Electronics in space can overheat quickly. There is no air to conduct heat away from electronic devices in the vacuum of space. This means that the only way to cool them is by radiation, which is a very slow process.
As spacecraft and satellites become increasingly sophisticated and powerful, there is a need for more efficient cooling alternatives. Traditional space cooling methods like fans and heat sinks struggle in the harsh space environment.
The ‘Freeze Ray’ has the potential to revolutionize space-cooling technology.
The U.S. Air Force is working with researchers at the University of Virginia to develop a “freeze ray” that uses the secret properties of plasma to cool electronics in space.
While most are familiar with the three common states of matter – liquid, solid, and gas – there exists a lesser-known fourth state called plasma. Interestingly, plasma is the predominant substance in the observable universe, constituting the material of stars. This matter can reach temperatures similar to the sun’s surface when heated to a very high temperature.
Plasma can also be used to induce cooling when harnessed appropriately.
Surprisingly, even though plasma is extremely hot, it exhibits a little-known behavior: when it strikes a surface, it initially cools down the surface before subsequently heating it up.
When plasma is exposed to a magnetic field, it can be manipulated to create a cold beam of light.
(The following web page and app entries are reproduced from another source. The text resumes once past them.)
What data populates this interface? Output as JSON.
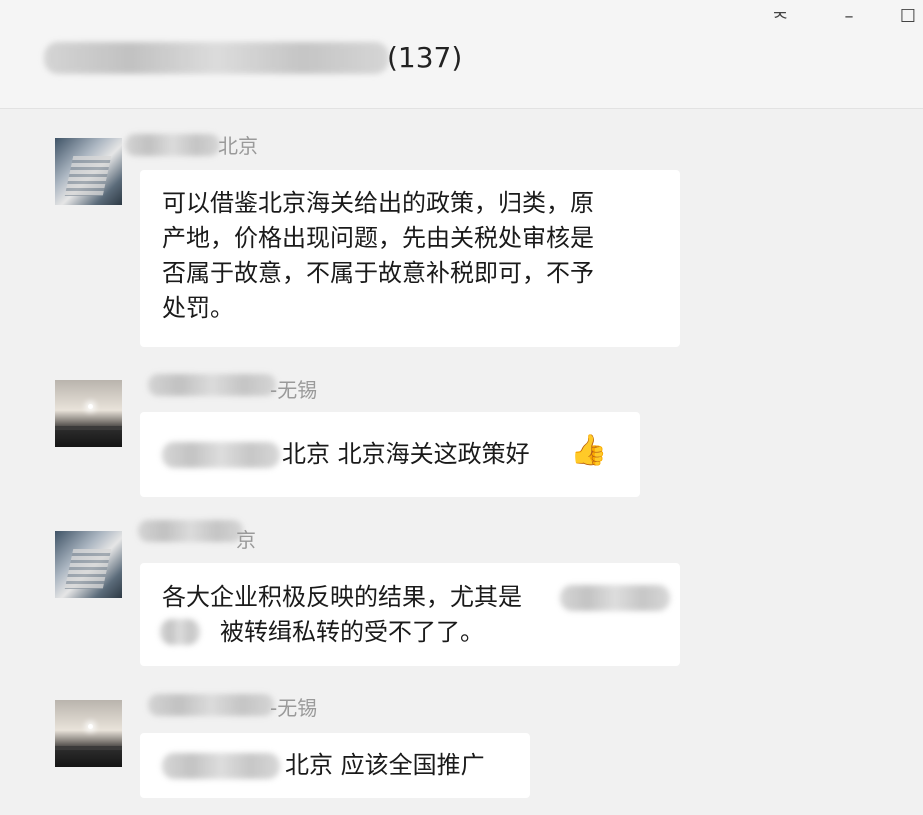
{
  "window": {
    "title_count": "(137)",
    "controls": {
      "pin_icon": "pin-icon",
      "pin_glyph": "ᅐ",
      "minimize_icon": "minimize-icon",
      "minimize_glyph": "–",
      "maximize_icon": "maximize-icon",
      "maximize_glyph": "☐"
    }
  },
  "messages": [
    {
      "sender_suffix": "北京",
      "avatar": "city-avatar",
      "lines": [
        "可以借鉴北京海关给出的政策，归类，原",
        "产地，价格出现问题，先由关税处审核是",
        "否属于故意，不属于故意补税即可，不予",
        "处罚。"
      ]
    },
    {
      "sender_suffix": "-无锡",
      "avatar": "sea-avatar",
      "text": "北京 北京海关这政策好",
      "emoji": "👍"
    },
    {
      "sender_suffix": "京",
      "avatar": "city-avatar",
      "line1": "各大企业积极反映的结果，尤其是",
      "line2": "被转缉私转的受不了了。"
    },
    {
      "sender_suffix": "-无锡",
      "avatar": "sea-avatar",
      "text": "北京 应该全国推广"
    }
  ]
}
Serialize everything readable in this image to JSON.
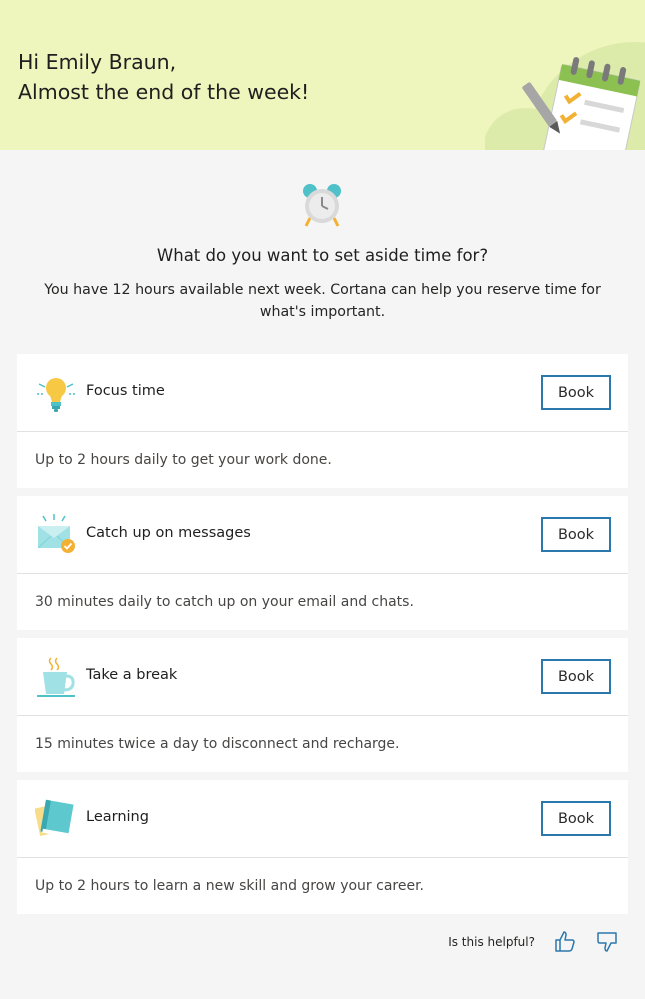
{
  "header": {
    "greeting_line1": "Hi Emily Braun,",
    "greeting_line2": "Almost the end of the week!",
    "background_color": "#eef5bd",
    "illustration_icon": "planner-notepad-icon"
  },
  "intro": {
    "icon": "alarm-clock-icon",
    "question": "What do you want to set aside time for?",
    "subtext": "You have 12 hours available next week. Cortana can help you reserve time for what's important."
  },
  "cards": [
    {
      "icon": "lightbulb-icon",
      "title": "Focus time",
      "button": "Book",
      "description": "Up to 2 hours daily to get your work done."
    },
    {
      "icon": "envelope-icon",
      "title": "Catch up on messages",
      "button": "Book",
      "description": "30 minutes daily to catch up on your email and chats."
    },
    {
      "icon": "coffee-cup-icon",
      "title": "Take a break",
      "button": "Book",
      "description": "15 minutes twice a day to disconnect and recharge."
    },
    {
      "icon": "book-icon",
      "title": "Learning",
      "button": "Book",
      "description": "Up to 2 hours to learn a new skill and grow your career."
    }
  ],
  "feedback": {
    "prompt": "Is this helpful?",
    "thumbs_up_icon": "thumbs-up-icon",
    "thumbs_down_icon": "thumbs-down-icon"
  },
  "colors": {
    "accent": "#2b78ad",
    "page_background": "#f5f5f5"
  }
}
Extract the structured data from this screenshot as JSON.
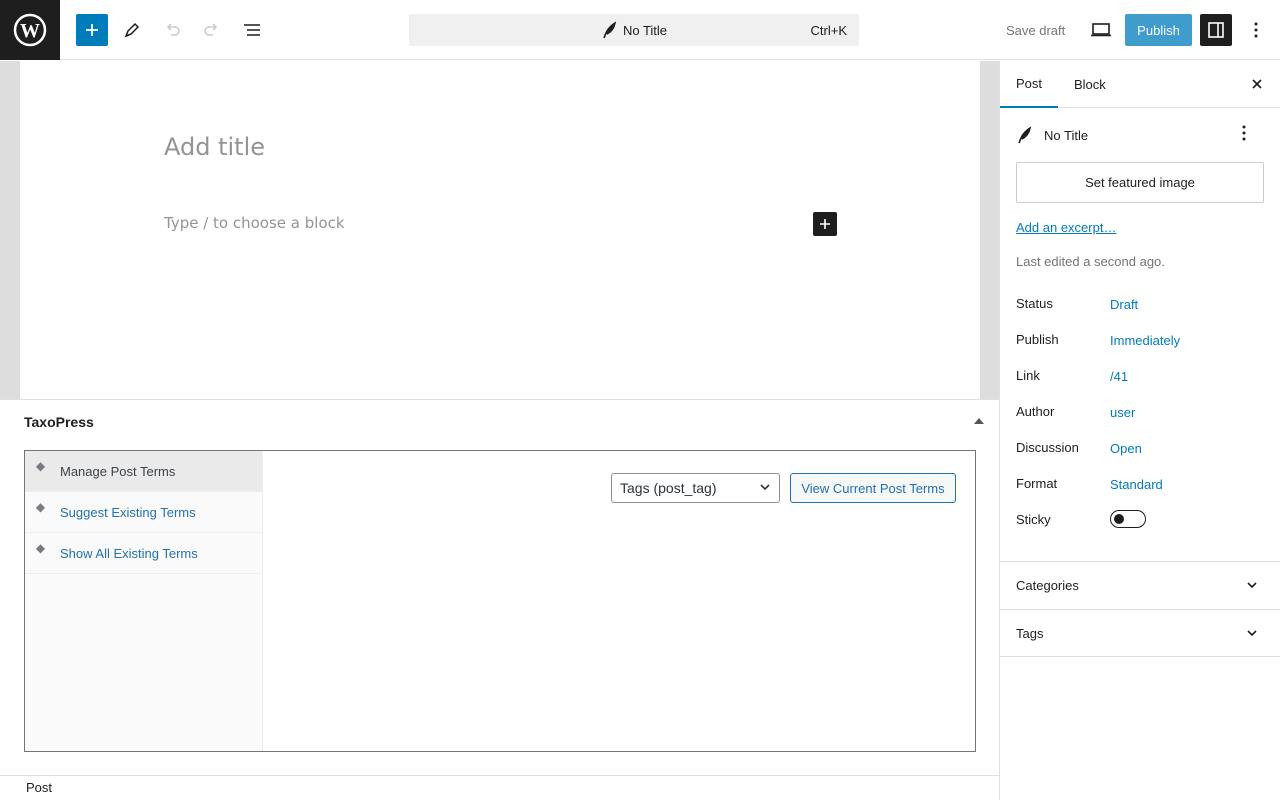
{
  "topbar": {
    "command_title": "No Title",
    "command_shortcut": "Ctrl+K",
    "save_draft": "Save draft",
    "publish": "Publish"
  },
  "editor": {
    "title_placeholder": "Add title",
    "block_placeholder": "Type / to choose a block"
  },
  "metabox": {
    "title": "TaxoPress",
    "tabs": [
      "Manage Post Terms",
      "Suggest Existing Terms",
      "Show All Existing Terms"
    ],
    "taxonomy_select": "Tags (post_tag)",
    "view_button": "View Current Post Terms"
  },
  "footer": {
    "breadcrumb": "Post"
  },
  "sidebar": {
    "tabs": [
      "Post",
      "Block"
    ],
    "post_title": "No Title",
    "featured_image": "Set featured image",
    "excerpt": "Add an excerpt…",
    "last_edited": "Last edited a second ago.",
    "rows": [
      {
        "label": "Status",
        "value": "Draft"
      },
      {
        "label": "Publish",
        "value": "Immediately"
      },
      {
        "label": "Link",
        "value": "/41"
      },
      {
        "label": "Author",
        "value": "user"
      },
      {
        "label": "Discussion",
        "value": "Open"
      },
      {
        "label": "Format",
        "value": "Standard"
      }
    ],
    "sticky_label": "Sticky",
    "sticky_on": false,
    "panels": [
      "Categories",
      "Tags"
    ]
  },
  "colors": {
    "accent": "#007cba",
    "dark": "#1e1e1e",
    "link": "#2271b1"
  },
  "icons": [
    "wordpress-logo-icon",
    "plus-icon",
    "pen-icon",
    "undo-icon",
    "redo-icon",
    "list-view-icon",
    "feather-icon",
    "desktop-preview-icon",
    "sidebar-icon",
    "more-vertical-icon",
    "close-icon",
    "tag-icon",
    "chevron-down-icon"
  ]
}
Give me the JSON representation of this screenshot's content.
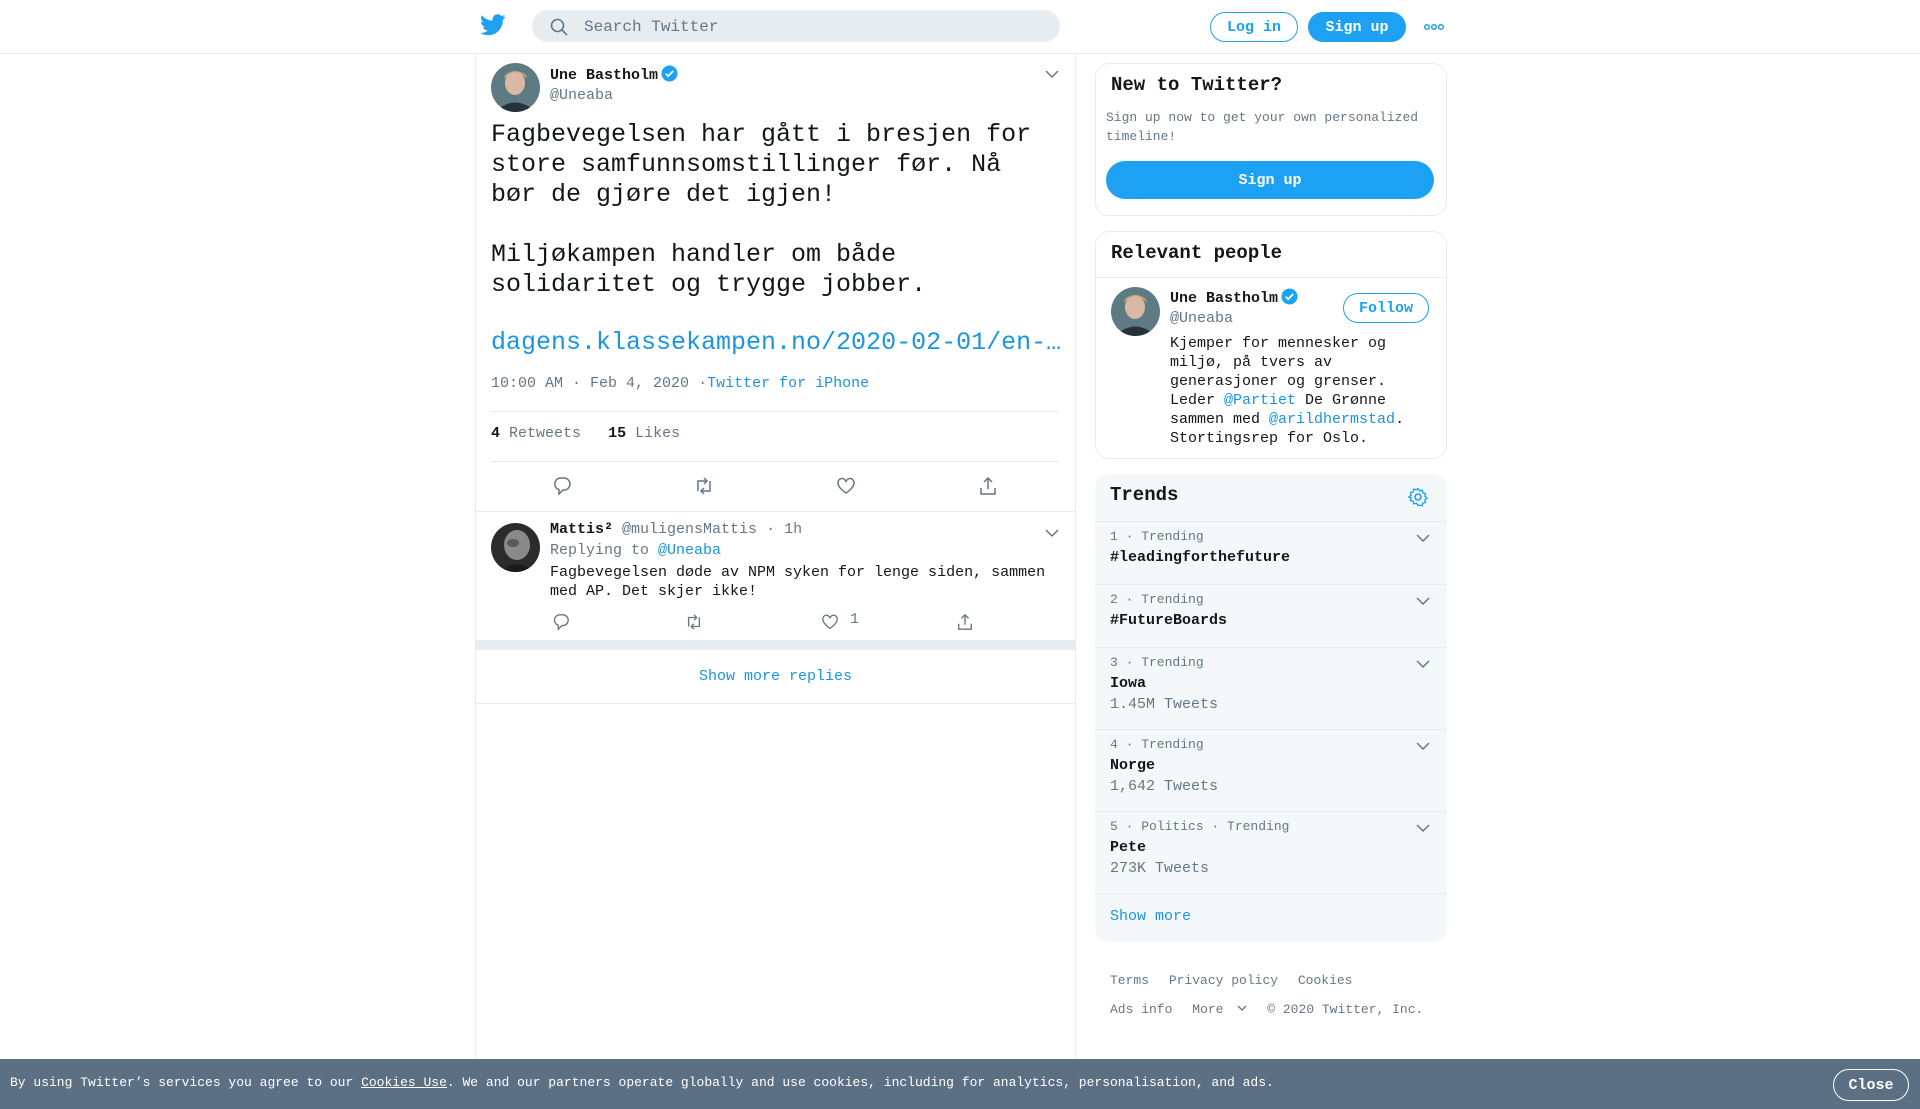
{
  "header": {
    "search_placeholder": "Search Twitter",
    "login_label": "Log in",
    "signup_label": "Sign up"
  },
  "tweet": {
    "author_name": "Une Bastholm",
    "author_handle": "@Uneaba",
    "text_p1": "Fagbevegelsen har gått i bresjen for store samfunnsomstillinger før. Nå bør de gjøre det igjen!",
    "text_p2": "Miljøkampen handler om både solidaritet og trygge jobber.",
    "link": "dagens.klassekampen.no/2020-02-01/en-…",
    "time": "10:00 AM · Feb 4, 2020",
    "separator": "·",
    "source": "Twitter for iPhone",
    "retweets_count": "4",
    "retweets_label": "Retweets",
    "likes_count": "15",
    "likes_label": "Likes"
  },
  "reply": {
    "author_name": "Mattis²",
    "author_handle": "@muligensMattis",
    "time": "· 1h",
    "replying_to_label": "Replying to",
    "replying_to_handle": "@Uneaba",
    "text": "Fagbevegelsen døde av NPM syken for lenge siden, sammen med AP. Det skjer ikke!",
    "like_count": "1"
  },
  "show_more_replies": "Show more replies",
  "new_to_twitter": {
    "title": "New to Twitter?",
    "text": "Sign up now to get your own personalized timeline!",
    "button": "Sign up"
  },
  "relevant_people": {
    "title": "Relevant people",
    "name": "Une Bastholm",
    "handle": "@Uneaba",
    "follow_label": "Follow",
    "bio_1": "Kjemper for mennesker og miljø, på tvers av generasjoner og grenser. Leder ",
    "bio_mention_1": "@Partiet",
    "bio_2": " De Grønne sammen med ",
    "bio_mention_2": "@arildhermstad",
    "bio_3": ". Stortingsrep for Oslo."
  },
  "trends": {
    "title": "Trends",
    "items": [
      {
        "sub": "1 · Trending",
        "name": "#leadingforthefuture",
        "count": ""
      },
      {
        "sub": "2 · Trending",
        "name": "#FutureBoards",
        "count": ""
      },
      {
        "sub": "3 · Trending",
        "name": "Iowa",
        "count": "1.45M Tweets"
      },
      {
        "sub": "4 · Trending",
        "name": "Norge",
        "count": "1,642 Tweets"
      },
      {
        "sub": "5 · Politics · Trending",
        "name": "Pete",
        "count": "273K Tweets"
      }
    ],
    "show_more": "Show more"
  },
  "footer": {
    "terms": "Terms",
    "privacy": "Privacy policy",
    "cookies": "Cookies",
    "ads_info": "Ads info",
    "more": "More",
    "copyright": "© 2020 Twitter, Inc."
  },
  "cookie_bar": {
    "text_before": "By using Twitter’s services you agree to our ",
    "link": "Cookies Use",
    "text_after": ". We and our partners operate globally and use cookies, including for analytics, personalisation, and ads.",
    "close_label": "Close"
  },
  "colors": {
    "brand_blue": "#1da1f2",
    "link_blue": "#1b95e0",
    "cookie_bar_bg": "#5b7083",
    "muted_text": "#657786"
  }
}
This beam of light can then be used to cool down electronic devices.